Component data from apps and pages
▼▼▼

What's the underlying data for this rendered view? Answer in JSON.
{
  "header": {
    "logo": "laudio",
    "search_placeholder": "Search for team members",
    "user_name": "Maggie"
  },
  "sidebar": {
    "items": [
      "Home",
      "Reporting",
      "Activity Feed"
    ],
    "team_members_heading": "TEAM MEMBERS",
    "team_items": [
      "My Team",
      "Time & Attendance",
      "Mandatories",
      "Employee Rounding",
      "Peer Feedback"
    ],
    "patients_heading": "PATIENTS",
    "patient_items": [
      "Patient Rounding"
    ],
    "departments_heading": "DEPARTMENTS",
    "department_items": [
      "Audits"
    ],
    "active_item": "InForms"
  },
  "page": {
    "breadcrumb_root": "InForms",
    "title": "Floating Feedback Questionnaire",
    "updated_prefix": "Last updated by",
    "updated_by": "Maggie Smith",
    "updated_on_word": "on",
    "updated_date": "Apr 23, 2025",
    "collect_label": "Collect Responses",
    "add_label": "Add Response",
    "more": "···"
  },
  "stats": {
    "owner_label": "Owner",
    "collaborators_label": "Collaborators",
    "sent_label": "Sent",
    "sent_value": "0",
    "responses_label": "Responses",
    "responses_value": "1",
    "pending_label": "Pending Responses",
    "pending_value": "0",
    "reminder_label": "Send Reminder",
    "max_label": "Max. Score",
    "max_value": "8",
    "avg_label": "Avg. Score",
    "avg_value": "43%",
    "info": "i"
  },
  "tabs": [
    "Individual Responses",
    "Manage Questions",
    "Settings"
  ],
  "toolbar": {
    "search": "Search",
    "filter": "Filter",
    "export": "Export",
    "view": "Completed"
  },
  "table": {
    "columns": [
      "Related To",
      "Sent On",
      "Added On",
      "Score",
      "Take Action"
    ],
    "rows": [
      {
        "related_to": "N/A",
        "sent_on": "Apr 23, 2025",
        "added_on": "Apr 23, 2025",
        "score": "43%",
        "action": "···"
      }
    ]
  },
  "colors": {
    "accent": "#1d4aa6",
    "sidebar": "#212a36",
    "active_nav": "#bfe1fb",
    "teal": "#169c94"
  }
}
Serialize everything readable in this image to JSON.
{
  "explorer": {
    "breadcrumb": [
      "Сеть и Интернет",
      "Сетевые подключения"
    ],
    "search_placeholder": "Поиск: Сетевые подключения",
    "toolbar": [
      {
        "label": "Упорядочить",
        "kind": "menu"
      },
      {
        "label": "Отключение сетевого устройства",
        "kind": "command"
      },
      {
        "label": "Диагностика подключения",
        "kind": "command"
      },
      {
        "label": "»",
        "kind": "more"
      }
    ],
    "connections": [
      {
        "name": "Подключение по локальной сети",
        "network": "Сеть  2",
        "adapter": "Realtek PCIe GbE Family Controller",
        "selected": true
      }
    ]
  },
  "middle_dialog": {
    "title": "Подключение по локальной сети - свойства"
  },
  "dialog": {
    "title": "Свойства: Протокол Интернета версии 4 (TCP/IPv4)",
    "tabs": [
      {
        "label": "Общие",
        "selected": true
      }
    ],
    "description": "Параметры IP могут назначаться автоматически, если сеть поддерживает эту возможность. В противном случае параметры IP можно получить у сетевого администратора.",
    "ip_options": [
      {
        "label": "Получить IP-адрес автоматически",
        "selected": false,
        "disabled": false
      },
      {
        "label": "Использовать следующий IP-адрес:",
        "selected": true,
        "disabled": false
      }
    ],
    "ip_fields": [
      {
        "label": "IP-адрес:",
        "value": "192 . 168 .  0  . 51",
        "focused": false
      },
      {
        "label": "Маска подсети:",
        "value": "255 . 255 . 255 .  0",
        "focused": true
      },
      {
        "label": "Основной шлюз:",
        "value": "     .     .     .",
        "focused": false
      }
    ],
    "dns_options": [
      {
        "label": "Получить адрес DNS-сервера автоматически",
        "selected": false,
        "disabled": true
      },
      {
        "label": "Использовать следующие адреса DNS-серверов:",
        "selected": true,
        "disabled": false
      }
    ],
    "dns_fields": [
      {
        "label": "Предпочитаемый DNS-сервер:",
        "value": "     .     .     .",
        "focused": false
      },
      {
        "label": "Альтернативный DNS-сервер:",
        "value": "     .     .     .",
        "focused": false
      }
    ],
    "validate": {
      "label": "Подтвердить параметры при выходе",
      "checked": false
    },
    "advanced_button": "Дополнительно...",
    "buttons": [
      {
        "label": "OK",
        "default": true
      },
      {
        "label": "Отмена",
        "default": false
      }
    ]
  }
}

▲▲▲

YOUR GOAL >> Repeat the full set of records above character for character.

RESPONSE FOR THIS EXERCISE >>
What's the underlying data for this rendered view? Answer in JSON.
{
  "header": {
    "logo": "laudio",
    "search_placeholder": "Search for team members",
    "user_name": "Maggie"
  },
  "sidebar": {
    "items": [
      "Home",
      "Reporting",
      "Activity Feed"
    ],
    "team_members_heading": "TEAM MEMBERS",
    "team_items": [
      "My Team",
      "Time & Attendance",
      "Mandatories",
      "Employee Rounding",
      "Peer Feedback"
    ],
    "patients_heading": "PATIENTS",
    "patient_items": [
      "Patient Rounding"
    ],
    "departments_heading": "DEPARTMENTS",
    "department_items": [
      "Audits"
    ],
    "active_item": "InForms"
  },
  "page": {
    "breadcrumb_root": "InForms",
    "title": "Floating Feedback Questionnaire",
    "updated_prefix": "Last updated by",
    "updated_by": "Maggie Smith",
    "updated_on_word": "on",
    "updated_date": "Apr 23, 2025",
    "collect_label": "Collect Responses",
    "add_label": "Add Response",
    "more": "···"
  },
  "stats": {
    "owner_label": "Owner",
    "collaborators_label": "Collaborators",
    "sent_label": "Sent",
    "sent_value": "0",
    "responses_label": "Responses",
    "responses_value": "1",
    "pending_label": "Pending Responses",
    "pending_value": "0",
    "reminder_label": "Send Reminder",
    "max_label": "Max. Score",
    "max_value": "8",
    "avg_label": "Avg. Score",
    "avg_value": "43%",
    "info": "i"
  },
  "tabs": [
    "Individual Responses",
    "Manage Questions",
    "Settings"
  ],
  "toolbar": {
    "search": "Search",
    "filter": "Filter",
    "export": "Export",
    "view": "Completed"
  },
  "table": {
    "columns": [
      "Related To",
      "Sent On",
      "Added On",
      "Score",
      "Take Action"
    ],
    "rows": [
      {
        "related_to": "N/A",
        "sent_on": "Apr 23, 2025",
        "added_on": "Apr 23, 2025",
        "score": "43%",
        "action": "···"
      }
    ]
  },
  "colors": {
    "accent": "#1d4aa6",
    "sidebar": "#212a36",
    "active_nav": "#bfe1fb",
    "teal": "#169c94"
  }
}
Serialize everything readable in this image to JSON.
{
  "explorer": {
    "breadcrumb": [
      "Сеть и Интернет",
      "Сетевые подключения"
    ],
    "search_placeholder": "Поиск: Сетевые подключения",
    "toolbar": [
      {
        "label": "Упорядочить",
        "kind": "menu"
      },
      {
        "label": "Отключение сетевого устройства",
        "kind": "command"
      },
      {
        "label": "Диагностика подключения",
        "kind": "command"
      },
      {
        "label": "»",
        "kind": "more"
      }
    ],
    "connections": [
      {
        "name": "Подключение по локальной сети",
        "network": "Сеть  2",
        "adapter": "Realtek PCIe GbE Family Controller",
        "selected": true
      }
    ]
  },
  "middle_dialog": {
    "title": "Подключение по локальной сети - свойства"
  },
  "dialog": {
    "title": "Свойства: Протокол Интернета версии 4 (TCP/IPv4)",
    "tabs": [
      {
        "label": "Общие",
        "selected": true
      }
    ],
    "description": "Параметры IP могут назначаться автоматически, если сеть поддерживает эту возможность. В противном случае параметры IP можно получить у сетевого администратора.",
    "ip_options": [
      {
        "label": "Получить IP-адрес автоматически",
        "selected": false,
        "disabled": false
      },
      {
        "label": "Использовать следующий IP-адрес:",
        "selected": true,
        "disabled": false
      }
    ],
    "ip_fields": [
      {
        "label": "IP-адрес:",
        "value": "192 . 168 .  0  . 51",
        "focused": false
      },
      {
        "label": "Маска подсети:",
        "value": "255 . 255 . 255 .  0",
        "focused": true
      },
      {
        "label": "Основной шлюз:",
        "value": "     .     .     .",
        "focused": false
      }
    ],
    "dns_options": [
      {
        "label": "Получить адрес DNS-сервера автоматически",
        "selected": false,
        "disabled": true
      },
      {
        "label": "Использовать следующие адреса DNS-серверов:",
        "selected": true,
        "disabled": false
      }
    ],
    "dns_fields": [
      {
        "label": "Предпочитаемый DNS-сервер:",
        "value": "     .     .     .",
        "focused": false
      },
      {
        "label": "Альтернативный DNS-сервер:",
        "value": "     .     .     .",
        "focused": false
      }
    ],
    "validate": {
      "label": "Подтвердить параметры при выходе",
      "checked": false
    },
    "advanced_button": "Дополнительно...",
    "buttons": [
      {
        "label": "OK",
        "default": true
      },
      {
        "label": "Отмена",
        "default": false
      }
    ]
  }
}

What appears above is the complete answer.